- There is currently zero transference of value from the growth in Spotify’s market cap on the NYSE to the creators who make its platform possible. Is it truthfully impossible to even countenance such a move?
- Does Spotify’s manipulation of its own playlists act as an anti-competitive earnings block to artists on certain deals and in certain genres?
The list goes on, and MBW will keep diving into these points whenever they rear their head.
But as we’ve written before, we can’t go on as an industry pretending that every piece of music, and every artist’s output, carries the same value. It’s not only disingenuous; it’s cruel.
Fundamentally, to have a grown-up debate over all of the above, we first need to achieve something very basic: a simple distinction between popular musicians, musicians with the potential to be popular, and hobbyists. And an acceptance that the latter category is the most populous by far.

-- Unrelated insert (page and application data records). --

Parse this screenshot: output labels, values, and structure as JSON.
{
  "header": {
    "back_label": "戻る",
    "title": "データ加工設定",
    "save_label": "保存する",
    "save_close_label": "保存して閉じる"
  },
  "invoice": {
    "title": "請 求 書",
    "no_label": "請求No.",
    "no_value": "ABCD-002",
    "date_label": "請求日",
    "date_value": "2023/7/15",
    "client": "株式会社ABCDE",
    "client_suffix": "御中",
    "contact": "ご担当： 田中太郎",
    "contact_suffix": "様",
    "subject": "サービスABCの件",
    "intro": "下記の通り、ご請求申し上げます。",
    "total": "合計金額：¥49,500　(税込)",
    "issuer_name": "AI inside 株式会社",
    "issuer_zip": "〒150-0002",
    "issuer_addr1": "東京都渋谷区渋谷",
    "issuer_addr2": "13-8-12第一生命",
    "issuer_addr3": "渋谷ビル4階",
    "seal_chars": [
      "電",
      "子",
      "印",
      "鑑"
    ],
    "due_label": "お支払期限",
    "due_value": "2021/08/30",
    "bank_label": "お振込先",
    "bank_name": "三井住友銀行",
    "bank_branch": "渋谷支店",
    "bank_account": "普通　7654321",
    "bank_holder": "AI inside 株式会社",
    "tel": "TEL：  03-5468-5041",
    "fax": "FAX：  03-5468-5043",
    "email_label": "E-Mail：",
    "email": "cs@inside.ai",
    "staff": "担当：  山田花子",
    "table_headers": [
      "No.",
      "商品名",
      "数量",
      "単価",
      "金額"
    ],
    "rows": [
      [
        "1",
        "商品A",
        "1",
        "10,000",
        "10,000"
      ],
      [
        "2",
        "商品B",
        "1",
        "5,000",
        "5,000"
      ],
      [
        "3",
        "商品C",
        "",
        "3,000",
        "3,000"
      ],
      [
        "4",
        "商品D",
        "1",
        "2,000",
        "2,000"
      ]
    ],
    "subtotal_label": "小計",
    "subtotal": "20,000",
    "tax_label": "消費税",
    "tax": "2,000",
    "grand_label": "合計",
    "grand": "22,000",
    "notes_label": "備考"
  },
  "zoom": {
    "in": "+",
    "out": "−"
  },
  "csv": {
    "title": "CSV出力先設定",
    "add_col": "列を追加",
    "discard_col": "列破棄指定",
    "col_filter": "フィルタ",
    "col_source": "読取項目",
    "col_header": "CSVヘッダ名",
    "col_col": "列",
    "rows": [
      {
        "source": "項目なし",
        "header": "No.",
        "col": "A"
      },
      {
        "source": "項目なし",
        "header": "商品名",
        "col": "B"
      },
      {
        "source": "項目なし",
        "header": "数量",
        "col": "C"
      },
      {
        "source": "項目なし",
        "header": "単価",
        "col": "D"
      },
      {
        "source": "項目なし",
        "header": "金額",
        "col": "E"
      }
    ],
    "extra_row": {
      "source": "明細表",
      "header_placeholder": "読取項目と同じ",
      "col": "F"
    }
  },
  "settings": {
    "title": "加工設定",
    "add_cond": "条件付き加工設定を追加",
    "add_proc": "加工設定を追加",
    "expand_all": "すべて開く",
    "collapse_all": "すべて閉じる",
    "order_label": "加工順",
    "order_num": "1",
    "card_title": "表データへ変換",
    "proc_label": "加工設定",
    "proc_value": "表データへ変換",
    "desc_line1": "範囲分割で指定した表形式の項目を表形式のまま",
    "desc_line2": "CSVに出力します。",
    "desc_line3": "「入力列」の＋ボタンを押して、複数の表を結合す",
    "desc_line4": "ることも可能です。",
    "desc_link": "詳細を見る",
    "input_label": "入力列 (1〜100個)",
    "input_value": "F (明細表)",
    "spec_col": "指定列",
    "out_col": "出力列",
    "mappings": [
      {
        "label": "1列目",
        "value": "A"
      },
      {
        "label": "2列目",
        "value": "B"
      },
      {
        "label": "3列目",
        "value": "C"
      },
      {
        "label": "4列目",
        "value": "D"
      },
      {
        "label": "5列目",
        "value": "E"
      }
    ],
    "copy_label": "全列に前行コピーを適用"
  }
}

It’s an uncomfortable process, sure, but only at its conclusion can we get a truly clear picture of who may or may not “deserve” more money from streaming.
Feel free to argue amongst yourselves about this. Or go do it on Twitter, where your ire and teeth-gnashing literally make the billionaire Jack Dorsey richer with each new globule of textual bile.
I’m off to stand on the touchline, fatigued.
Cinq Music Group’s repertoire has won Grammy awards, dozens of Gold and Platinum RIAA certifications, and numerous No.1 chart positions on a variety of Billboard charts. Its repertoire includes heavyweights such as Bad Bunny, Janet Jackson, Daddy Yankee, T.I., Sean Kingston, Anuel, and hundreds more.Music Business Worldwide